It was a challenge, the crays had plenty of fight in them, one of them had managed to hook up my glove and partly turn himself around on my hand.  He proceeded to start pushing one of his killer claws through my glove and between the knuckles of my index and middle finger on my left hand, there is still a small scar and indentation there to this day… It took very little time for blood to start pouring from my gloved hand or at least what was left of the glove on the said hand. I managed to shake the cray off, he had won the battle, he was free to live another day and escape the pot. Little did I know that the biggest challenge was yet to come.
Soon we were back at the anchor, Mad still had 5 crays, I had 4, I knew that I was in for some stick when getting back on the boat!
Suddenly as we looked at each other and nodded to begin our ascent, a shadow came over us, a bloody big shadow at that as well!  It was a female great white, about 6.5mts long with a girth the size of a Volksy!
She looked peaceful as she turned to inspect us again, the coldness of her black eyes far too close to mine for comfort.
I made the decision to release the cray from my right hand, and Mad and I began to ascend back to back looking out into the blue, above and below us.
We were well within the no deco limits (thank god) but still needed to do some form of a safety stop… (only a very short one). Upon reaching the surface, I inflated my BC, took it off in the water and literally leapt into the boat.  The Mad One was behind me, casual as ever, requesting that I take the 2 crays from his hands prior so that he could get his gear off, which I did, he casually got his gear off, stepped into the boat, as I hooked up the kits with the boat hook.  The Mad One then started laughing at me, he was hysterical, his laughter was broken up by such comments as “Soft” and other sorts of expletives not acceptable for this newsletter.
I was trying to remain serious in light of our encounter.  I had seen sharks before, but nothing that big!
And still the laughter went on.  The name calling was now being accentuated by the Mad one blowing me kisses off a limp wrist…
When Mad Des finally regained composure he explained to me why he didn’t freak out, why he did his ascent totally un-flapped by the event of having this monster fish with monster teeth swim past us…
He reasoned it out like this:
“ Big Huh?” to which I said “Big is not the word I would use but I’ll start with that and work my way up!”

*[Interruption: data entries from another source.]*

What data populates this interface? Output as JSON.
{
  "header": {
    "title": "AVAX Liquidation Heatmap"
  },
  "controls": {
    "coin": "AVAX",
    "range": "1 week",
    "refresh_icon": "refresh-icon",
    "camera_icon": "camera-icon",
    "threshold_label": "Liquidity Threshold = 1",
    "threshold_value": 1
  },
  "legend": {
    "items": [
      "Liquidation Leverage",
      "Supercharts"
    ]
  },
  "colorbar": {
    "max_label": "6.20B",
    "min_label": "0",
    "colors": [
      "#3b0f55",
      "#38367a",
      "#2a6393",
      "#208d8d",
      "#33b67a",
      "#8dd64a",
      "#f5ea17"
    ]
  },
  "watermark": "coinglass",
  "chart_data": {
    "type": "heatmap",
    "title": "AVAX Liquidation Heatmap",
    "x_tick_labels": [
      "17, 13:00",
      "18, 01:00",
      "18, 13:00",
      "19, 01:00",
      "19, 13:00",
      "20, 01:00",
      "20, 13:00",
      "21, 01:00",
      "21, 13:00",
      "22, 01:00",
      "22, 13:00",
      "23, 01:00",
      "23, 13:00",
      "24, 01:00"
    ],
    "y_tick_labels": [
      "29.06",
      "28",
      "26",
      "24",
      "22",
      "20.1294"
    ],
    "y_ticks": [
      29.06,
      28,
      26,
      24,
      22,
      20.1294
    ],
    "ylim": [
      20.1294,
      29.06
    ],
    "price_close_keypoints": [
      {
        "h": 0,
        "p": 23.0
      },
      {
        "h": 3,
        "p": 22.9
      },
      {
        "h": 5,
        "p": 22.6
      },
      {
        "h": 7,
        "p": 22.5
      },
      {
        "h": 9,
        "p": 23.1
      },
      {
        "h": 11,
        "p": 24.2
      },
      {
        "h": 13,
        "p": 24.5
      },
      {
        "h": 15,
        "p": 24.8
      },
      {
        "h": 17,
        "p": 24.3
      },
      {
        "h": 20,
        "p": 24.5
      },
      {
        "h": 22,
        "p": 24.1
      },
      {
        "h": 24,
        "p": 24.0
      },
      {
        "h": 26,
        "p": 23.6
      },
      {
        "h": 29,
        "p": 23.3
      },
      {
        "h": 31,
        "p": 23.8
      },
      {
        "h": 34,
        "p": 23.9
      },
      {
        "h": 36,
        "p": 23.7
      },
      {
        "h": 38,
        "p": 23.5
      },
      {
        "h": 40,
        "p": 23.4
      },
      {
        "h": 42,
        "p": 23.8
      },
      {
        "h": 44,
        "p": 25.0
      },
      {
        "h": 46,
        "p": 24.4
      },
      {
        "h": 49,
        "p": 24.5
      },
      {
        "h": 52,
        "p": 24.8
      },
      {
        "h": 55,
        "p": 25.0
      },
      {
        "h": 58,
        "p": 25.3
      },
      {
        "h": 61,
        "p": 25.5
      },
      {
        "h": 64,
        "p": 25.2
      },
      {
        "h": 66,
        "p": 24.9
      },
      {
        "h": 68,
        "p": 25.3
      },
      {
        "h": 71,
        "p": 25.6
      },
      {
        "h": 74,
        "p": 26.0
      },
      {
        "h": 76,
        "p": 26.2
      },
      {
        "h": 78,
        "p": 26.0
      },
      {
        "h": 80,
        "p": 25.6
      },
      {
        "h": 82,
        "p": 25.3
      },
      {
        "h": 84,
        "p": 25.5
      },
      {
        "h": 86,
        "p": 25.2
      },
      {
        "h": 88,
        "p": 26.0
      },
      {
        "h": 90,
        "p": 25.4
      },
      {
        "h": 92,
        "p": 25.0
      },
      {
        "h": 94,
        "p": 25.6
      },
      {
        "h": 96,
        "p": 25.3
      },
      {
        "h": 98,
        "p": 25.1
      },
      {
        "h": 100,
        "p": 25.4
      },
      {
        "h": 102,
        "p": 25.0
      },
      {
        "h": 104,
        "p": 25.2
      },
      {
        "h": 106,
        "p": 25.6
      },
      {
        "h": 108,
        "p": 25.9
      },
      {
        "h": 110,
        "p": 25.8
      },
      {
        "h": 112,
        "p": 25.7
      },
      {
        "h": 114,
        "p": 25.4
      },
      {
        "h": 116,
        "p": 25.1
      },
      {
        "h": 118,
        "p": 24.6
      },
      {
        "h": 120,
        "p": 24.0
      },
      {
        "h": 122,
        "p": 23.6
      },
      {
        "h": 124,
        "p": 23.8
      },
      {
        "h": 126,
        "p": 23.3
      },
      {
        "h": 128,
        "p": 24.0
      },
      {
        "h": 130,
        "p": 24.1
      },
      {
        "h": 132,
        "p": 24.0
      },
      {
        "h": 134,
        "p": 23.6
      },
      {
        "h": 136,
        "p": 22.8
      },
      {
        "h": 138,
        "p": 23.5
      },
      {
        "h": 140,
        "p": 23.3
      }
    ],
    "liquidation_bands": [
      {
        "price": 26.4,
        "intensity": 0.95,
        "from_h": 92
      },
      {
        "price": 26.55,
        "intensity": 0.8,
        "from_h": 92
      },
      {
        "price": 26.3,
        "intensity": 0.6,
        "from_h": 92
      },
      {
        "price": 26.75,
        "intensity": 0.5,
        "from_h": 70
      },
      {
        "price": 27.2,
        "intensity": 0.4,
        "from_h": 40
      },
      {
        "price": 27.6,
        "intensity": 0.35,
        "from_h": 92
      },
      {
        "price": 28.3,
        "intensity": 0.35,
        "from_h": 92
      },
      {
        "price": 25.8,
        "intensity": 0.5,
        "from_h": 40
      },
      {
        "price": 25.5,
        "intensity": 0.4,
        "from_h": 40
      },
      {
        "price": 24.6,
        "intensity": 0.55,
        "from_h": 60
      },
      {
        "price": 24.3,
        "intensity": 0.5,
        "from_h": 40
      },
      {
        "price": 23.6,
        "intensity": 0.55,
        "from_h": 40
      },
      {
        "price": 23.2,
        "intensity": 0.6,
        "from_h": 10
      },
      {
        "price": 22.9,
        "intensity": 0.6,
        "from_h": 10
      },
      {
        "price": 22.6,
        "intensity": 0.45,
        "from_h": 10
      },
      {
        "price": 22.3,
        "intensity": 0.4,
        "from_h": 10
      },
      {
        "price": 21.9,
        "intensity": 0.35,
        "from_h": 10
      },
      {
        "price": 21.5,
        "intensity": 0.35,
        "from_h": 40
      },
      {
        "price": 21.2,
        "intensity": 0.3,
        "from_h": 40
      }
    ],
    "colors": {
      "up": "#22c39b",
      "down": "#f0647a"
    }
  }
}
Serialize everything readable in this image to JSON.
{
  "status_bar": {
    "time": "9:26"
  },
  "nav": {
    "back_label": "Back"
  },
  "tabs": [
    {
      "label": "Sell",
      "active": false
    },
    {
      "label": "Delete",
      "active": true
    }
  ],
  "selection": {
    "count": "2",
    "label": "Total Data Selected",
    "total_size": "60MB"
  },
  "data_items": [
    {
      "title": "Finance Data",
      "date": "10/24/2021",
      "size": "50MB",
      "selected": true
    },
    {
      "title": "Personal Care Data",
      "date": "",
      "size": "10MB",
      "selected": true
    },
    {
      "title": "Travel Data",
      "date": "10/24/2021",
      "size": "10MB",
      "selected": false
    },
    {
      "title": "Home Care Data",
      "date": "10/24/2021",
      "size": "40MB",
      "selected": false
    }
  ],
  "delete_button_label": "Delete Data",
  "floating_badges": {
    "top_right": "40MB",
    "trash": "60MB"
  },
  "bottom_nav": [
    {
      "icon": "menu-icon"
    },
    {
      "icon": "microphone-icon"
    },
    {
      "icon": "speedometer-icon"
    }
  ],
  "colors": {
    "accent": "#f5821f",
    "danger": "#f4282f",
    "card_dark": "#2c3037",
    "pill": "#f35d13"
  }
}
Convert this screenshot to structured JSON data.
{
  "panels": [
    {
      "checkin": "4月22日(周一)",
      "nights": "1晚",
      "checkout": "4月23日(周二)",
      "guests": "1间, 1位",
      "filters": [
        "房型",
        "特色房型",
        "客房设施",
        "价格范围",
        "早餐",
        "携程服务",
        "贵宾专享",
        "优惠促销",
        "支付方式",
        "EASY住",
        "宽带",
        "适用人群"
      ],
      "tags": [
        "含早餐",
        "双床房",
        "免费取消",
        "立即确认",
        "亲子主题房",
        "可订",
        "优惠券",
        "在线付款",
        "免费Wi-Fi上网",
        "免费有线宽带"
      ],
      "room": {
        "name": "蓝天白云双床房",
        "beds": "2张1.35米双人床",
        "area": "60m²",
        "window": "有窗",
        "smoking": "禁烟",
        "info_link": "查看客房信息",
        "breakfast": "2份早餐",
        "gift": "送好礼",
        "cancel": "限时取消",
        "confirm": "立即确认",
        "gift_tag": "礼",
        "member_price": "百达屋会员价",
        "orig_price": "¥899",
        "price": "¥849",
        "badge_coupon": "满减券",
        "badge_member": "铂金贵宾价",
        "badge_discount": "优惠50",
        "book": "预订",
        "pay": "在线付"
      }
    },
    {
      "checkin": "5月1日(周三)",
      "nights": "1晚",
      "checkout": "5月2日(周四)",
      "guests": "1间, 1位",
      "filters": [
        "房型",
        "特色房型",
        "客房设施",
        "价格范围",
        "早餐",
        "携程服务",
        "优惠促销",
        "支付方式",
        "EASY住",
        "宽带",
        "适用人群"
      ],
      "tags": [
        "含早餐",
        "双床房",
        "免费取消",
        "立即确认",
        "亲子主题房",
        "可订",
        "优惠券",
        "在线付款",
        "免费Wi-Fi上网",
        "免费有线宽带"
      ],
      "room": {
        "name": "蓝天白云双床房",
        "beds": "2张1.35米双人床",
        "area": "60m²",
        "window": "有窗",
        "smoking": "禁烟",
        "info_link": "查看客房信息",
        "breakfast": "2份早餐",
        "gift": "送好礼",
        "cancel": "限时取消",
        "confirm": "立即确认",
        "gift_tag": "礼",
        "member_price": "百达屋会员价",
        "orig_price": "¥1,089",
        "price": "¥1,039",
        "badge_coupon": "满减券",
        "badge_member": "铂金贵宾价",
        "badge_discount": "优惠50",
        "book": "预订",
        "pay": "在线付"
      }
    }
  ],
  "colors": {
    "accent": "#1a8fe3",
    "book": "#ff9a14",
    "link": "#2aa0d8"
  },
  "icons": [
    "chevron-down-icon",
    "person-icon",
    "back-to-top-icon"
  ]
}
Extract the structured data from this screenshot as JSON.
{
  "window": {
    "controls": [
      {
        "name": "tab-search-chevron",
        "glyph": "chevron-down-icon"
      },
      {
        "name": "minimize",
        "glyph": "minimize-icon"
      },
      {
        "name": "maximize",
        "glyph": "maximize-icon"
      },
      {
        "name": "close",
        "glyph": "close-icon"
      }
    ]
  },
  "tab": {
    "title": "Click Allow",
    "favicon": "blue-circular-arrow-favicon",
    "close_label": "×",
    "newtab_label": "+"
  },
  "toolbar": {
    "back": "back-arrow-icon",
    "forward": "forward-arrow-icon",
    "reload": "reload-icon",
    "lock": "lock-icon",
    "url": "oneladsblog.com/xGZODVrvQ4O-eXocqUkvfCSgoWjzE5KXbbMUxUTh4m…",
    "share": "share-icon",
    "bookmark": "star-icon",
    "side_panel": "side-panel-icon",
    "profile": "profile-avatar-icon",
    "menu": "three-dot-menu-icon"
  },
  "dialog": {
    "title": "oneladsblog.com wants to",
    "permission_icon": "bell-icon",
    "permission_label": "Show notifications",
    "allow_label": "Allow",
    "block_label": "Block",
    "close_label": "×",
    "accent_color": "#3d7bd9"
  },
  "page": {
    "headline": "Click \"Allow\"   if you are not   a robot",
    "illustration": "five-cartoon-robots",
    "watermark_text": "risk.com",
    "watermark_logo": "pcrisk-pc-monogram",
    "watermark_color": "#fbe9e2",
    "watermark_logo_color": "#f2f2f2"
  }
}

“ What does that tell you Xavier?”  “That the beast is bloody good at killing stuff” was my response, “ Exactly he said, she knows how and where to get a feed and if we were on the menu, today’s diver would be tomorrow’s shark poo!” (he didn’t use the word poo, but I’m keeping it clean)
It all made sense as I looked to the Island of North Page, home to a colony of up to 400 seals and as I thought of the amount of fish life down there…. big fish life at that as well.
The Pages was the land of the giants –  and still is.  Big boulders, big corals, big fish, big crays, and even bigger great whites.
The remaining 3 crays in my catchbag would keep my parents off my back and stop them from continuously nagging me about me never bringing home anything worthwhile!
The lesson:  1.  Humans are not the target food of sharks, if they were, I wouldn’t be here.  2.   Mad Des has a sick sense of humour. 3.  All creatures great and small have a place on our planet (especially crayfish and dinner plates).